::: Provided data :::

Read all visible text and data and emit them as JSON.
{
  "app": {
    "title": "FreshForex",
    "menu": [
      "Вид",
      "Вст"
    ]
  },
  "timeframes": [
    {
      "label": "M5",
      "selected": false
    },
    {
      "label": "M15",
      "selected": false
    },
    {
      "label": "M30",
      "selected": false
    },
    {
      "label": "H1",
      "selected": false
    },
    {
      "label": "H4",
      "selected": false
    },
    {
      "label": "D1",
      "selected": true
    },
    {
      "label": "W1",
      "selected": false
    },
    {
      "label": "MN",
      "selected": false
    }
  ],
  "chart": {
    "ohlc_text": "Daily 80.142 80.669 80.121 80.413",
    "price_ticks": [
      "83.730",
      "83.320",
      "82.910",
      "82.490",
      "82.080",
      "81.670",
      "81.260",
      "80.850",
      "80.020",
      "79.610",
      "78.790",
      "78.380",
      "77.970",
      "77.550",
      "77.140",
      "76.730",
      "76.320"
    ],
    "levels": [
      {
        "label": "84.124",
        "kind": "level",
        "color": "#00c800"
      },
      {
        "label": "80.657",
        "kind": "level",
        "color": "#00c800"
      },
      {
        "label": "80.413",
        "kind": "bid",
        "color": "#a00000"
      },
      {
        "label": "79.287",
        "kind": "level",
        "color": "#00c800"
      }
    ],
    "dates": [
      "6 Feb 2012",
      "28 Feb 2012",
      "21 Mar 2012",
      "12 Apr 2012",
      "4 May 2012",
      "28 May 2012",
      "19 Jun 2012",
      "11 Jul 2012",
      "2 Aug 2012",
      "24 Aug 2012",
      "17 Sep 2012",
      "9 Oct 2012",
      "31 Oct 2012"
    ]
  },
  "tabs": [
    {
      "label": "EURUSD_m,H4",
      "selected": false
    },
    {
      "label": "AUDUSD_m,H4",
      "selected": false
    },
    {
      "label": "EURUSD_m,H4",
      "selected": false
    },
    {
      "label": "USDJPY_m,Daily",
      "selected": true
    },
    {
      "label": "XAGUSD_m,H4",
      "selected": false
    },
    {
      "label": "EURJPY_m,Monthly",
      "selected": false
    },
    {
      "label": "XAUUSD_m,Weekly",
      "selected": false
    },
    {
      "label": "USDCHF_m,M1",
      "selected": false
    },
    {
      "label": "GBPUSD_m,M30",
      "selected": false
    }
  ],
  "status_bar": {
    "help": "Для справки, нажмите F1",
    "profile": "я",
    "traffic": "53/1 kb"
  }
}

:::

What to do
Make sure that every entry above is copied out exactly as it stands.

Exercise solution
Read all visible text and data and emit them as JSON.
{
  "app": {
    "title": "FreshForex",
    "menu": [
      "Вид",
      "Вст"
    ]
  },
  "timeframes": [
    {
      "label": "M5",
      "selected": false
    },
    {
      "label": "M15",
      "selected": false
    },
    {
      "label": "M30",
      "selected": false
    },
    {
      "label": "H1",
      "selected": false
    },
    {
      "label": "H4",
      "selected": false
    },
    {
      "label": "D1",
      "selected": true
    },
    {
      "label": "W1",
      "selected": false
    },
    {
      "label": "MN",
      "selected": false
    }
  ],
  "chart": {
    "ohlc_text": "Daily 80.142 80.669 80.121 80.413",
    "price_ticks": [
      "83.730",
      "83.320",
      "82.910",
      "82.490",
      "82.080",
      "81.670",
      "81.260",
      "80.850",
      "80.020",
      "79.610",
      "78.790",
      "78.380",
      "77.970",
      "77.550",
      "77.140",
      "76.730",
      "76.320"
    ],
    "levels": [
      {
        "label": "84.124",
        "kind": "level",
        "color": "#00c800"
      },
      {
        "label": "80.657",
        "kind": "level",
        "color": "#00c800"
      },
      {
        "label": "80.413",
        "kind": "bid",
        "color": "#a00000"
      },
      {
        "label": "79.287",
        "kind": "level",
        "color": "#00c800"
      }
    ],
    "dates": [
      "6 Feb 2012",
      "28 Feb 2012",
      "21 Mar 2012",
      "12 Apr 2012",
      "4 May 2012",
      "28 May 2012",
      "19 Jun 2012",
      "11 Jul 2012",
      "2 Aug 2012",
      "24 Aug 2012",
      "17 Sep 2012",
      "9 Oct 2012",
      "31 Oct 2012"
    ]
  },
  "tabs": [
    {
      "label": "EURUSD_m,H4",
      "selected": false
    },
    {
      "label": "AUDUSD_m,H4",
      "selected": false
    },
    {
      "label": "EURUSD_m,H4",
      "selected": false
    },
    {
      "label": "USDJPY_m,Daily",
      "selected": true
    },
    {
      "label": "XAGUSD_m,H4",
      "selected": false
    },
    {
      "label": "EURJPY_m,Monthly",
      "selected": false
    },
    {
      "label": "XAUUSD_m,Weekly",
      "selected": false
    },
    {
      "label": "USDCHF_m,M1",
      "selected": false
    },
    {
      "label": "GBPUSD_m,M30",
      "selected": false
    }
  ],
  "status_bar": {
    "help": "Для справки, нажмите F1",
    "profile": "я",
    "traffic": "53/1 kb"
  }
}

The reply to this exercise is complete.